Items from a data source
----------

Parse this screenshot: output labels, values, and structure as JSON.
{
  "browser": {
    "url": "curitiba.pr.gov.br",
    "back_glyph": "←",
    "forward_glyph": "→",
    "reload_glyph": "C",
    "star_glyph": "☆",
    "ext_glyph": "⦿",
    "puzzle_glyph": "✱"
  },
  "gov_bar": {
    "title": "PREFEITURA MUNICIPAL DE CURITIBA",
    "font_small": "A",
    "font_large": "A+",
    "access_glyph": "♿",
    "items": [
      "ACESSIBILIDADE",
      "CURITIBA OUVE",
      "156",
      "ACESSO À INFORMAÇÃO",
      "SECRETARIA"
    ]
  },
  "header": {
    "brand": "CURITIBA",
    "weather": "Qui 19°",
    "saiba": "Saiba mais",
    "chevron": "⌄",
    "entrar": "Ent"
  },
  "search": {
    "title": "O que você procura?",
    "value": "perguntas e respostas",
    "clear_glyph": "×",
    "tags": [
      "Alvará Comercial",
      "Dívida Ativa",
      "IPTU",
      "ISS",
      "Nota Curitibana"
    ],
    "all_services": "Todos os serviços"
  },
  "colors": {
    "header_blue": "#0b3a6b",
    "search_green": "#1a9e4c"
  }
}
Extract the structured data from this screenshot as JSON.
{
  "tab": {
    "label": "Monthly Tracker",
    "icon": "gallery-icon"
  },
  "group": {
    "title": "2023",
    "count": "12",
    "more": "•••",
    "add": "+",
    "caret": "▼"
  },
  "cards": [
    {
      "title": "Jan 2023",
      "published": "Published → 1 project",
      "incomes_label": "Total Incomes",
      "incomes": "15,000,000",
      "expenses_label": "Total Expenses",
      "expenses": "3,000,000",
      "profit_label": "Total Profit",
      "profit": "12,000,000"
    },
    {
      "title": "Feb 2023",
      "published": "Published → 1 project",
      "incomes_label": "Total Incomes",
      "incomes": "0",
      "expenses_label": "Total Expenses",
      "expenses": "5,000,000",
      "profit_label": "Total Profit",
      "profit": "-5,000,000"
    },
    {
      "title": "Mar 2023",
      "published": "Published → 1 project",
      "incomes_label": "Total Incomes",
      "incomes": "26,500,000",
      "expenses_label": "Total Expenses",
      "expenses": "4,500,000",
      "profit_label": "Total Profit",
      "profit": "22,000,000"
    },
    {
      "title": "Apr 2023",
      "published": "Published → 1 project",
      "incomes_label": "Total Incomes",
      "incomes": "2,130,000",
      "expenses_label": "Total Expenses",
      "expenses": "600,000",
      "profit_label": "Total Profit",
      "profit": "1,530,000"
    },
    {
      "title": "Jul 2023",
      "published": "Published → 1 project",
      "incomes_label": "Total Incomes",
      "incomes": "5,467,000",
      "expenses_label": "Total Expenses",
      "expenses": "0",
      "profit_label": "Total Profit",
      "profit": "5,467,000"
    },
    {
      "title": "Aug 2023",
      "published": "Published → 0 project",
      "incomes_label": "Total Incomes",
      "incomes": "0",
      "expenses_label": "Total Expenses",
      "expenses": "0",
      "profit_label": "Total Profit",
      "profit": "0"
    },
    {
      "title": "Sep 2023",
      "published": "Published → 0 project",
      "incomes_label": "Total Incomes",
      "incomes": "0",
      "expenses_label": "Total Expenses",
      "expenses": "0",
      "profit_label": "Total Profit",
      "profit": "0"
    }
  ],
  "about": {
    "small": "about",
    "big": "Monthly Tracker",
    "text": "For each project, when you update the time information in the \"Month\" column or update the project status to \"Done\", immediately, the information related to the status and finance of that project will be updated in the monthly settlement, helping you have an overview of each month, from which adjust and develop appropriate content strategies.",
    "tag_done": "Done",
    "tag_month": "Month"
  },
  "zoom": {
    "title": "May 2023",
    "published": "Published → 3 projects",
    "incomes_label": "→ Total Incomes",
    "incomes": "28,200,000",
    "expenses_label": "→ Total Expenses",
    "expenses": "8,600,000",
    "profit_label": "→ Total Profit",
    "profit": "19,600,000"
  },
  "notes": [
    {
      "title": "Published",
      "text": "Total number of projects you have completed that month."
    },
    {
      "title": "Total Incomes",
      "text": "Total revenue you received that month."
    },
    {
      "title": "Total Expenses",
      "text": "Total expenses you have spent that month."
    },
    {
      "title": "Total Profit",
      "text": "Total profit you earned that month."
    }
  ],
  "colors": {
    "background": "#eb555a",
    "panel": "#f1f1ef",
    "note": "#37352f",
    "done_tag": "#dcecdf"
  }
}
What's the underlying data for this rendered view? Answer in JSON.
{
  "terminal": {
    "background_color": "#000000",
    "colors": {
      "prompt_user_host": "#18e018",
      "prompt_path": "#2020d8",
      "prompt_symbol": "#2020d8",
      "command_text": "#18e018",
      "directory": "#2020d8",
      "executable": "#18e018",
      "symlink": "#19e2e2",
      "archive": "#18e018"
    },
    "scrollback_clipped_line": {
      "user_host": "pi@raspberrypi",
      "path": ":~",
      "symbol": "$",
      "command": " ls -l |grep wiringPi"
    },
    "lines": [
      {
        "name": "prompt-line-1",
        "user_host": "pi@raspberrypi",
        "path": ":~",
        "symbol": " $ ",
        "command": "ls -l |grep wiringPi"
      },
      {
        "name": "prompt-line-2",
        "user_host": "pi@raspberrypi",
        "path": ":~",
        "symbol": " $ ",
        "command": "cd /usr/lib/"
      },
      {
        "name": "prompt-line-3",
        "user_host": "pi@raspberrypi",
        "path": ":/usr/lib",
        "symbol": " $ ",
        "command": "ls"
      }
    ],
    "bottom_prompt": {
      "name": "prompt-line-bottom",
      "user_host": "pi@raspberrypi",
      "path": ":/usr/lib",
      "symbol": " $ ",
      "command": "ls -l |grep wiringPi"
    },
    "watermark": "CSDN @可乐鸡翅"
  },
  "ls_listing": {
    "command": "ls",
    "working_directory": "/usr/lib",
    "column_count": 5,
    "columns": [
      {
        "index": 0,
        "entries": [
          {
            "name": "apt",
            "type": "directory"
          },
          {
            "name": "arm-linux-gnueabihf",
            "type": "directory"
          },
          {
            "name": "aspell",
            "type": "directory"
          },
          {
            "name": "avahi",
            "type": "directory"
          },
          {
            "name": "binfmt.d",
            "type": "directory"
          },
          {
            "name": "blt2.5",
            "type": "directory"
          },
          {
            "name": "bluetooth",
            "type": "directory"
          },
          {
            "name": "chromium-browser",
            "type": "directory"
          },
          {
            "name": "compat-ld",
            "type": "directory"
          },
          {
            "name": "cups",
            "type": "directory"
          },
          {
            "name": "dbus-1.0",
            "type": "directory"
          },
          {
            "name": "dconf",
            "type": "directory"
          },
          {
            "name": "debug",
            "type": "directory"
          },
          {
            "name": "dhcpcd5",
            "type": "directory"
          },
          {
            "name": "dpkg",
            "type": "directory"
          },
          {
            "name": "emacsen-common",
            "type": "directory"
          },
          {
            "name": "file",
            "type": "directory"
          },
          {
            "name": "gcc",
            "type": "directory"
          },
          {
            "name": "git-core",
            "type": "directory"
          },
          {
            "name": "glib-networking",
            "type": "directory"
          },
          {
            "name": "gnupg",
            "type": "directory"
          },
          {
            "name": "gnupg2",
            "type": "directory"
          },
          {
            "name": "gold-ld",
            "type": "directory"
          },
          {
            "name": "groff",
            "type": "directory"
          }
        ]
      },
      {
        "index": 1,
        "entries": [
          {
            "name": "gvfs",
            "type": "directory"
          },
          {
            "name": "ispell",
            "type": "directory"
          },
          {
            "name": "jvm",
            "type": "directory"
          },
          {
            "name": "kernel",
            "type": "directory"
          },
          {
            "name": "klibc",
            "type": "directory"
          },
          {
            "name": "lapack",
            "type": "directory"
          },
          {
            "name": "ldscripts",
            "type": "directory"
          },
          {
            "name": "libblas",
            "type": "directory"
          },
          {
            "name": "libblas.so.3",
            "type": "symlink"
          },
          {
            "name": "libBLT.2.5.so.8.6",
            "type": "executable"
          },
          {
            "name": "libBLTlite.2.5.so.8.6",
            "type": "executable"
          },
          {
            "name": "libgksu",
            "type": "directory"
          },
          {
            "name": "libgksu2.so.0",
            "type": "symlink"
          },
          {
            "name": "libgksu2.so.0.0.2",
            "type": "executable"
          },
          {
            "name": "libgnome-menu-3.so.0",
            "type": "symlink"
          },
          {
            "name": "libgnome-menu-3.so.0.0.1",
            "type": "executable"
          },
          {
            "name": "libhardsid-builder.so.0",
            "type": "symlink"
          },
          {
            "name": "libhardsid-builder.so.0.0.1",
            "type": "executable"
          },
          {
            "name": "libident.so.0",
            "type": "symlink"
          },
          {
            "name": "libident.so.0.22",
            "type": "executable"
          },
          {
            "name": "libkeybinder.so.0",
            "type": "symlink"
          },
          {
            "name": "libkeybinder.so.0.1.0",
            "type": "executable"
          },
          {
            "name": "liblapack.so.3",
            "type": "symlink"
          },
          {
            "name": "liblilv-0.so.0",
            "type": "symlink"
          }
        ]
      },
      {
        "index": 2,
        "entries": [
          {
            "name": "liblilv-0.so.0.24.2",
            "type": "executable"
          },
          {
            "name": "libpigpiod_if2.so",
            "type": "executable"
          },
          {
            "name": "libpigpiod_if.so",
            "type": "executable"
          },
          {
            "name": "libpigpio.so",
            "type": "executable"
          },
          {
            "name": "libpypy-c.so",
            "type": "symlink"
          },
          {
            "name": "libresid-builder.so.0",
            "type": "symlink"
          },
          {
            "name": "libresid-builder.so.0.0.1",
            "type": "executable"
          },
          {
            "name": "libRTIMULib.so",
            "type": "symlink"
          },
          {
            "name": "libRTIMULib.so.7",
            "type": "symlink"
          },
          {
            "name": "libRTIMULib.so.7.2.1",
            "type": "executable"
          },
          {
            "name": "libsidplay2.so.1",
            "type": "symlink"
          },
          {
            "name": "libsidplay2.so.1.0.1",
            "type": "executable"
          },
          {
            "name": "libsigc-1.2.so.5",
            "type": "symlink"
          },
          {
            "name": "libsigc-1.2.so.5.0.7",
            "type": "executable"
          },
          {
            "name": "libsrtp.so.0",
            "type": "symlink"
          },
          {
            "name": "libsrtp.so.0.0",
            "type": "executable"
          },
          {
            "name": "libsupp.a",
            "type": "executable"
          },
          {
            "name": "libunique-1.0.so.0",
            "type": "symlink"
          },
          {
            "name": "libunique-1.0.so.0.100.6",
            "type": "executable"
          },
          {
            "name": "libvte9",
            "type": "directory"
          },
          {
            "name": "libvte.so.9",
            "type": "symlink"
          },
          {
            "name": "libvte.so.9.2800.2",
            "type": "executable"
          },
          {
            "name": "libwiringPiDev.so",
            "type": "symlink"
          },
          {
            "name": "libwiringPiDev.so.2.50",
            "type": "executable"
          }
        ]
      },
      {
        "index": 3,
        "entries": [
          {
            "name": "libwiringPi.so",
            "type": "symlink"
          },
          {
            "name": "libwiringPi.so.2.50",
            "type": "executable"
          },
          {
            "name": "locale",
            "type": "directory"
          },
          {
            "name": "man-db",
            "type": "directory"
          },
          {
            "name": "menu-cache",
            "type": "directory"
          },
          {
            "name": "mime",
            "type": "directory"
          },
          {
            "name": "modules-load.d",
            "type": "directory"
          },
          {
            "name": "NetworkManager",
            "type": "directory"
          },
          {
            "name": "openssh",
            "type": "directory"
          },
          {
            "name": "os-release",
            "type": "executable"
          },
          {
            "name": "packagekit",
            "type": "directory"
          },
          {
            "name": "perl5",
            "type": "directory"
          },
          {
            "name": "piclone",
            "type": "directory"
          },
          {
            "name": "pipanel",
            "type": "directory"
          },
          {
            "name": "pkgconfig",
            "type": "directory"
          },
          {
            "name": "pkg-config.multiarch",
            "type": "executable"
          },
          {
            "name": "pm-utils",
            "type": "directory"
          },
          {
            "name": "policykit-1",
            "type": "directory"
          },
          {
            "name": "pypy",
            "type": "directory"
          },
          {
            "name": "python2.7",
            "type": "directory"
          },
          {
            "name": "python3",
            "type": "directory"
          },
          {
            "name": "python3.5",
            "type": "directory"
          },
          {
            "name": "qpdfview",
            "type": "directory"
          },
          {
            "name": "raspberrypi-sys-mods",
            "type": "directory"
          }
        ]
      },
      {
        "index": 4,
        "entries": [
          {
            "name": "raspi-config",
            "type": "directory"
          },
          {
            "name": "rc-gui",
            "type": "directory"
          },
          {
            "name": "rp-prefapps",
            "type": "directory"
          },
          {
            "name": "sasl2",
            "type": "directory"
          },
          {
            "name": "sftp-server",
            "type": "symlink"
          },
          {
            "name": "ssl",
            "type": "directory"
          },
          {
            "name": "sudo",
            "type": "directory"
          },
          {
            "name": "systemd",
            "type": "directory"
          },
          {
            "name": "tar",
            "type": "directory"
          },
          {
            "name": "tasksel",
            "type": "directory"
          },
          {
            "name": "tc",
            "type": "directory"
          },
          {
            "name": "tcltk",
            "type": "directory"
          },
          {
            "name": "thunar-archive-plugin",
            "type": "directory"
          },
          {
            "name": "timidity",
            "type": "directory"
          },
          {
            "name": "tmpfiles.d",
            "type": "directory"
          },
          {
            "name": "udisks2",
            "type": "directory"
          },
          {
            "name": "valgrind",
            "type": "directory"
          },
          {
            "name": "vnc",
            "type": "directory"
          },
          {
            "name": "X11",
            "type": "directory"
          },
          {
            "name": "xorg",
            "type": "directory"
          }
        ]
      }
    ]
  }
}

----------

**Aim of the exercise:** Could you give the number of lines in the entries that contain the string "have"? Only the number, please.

**Response to this exercise:** 3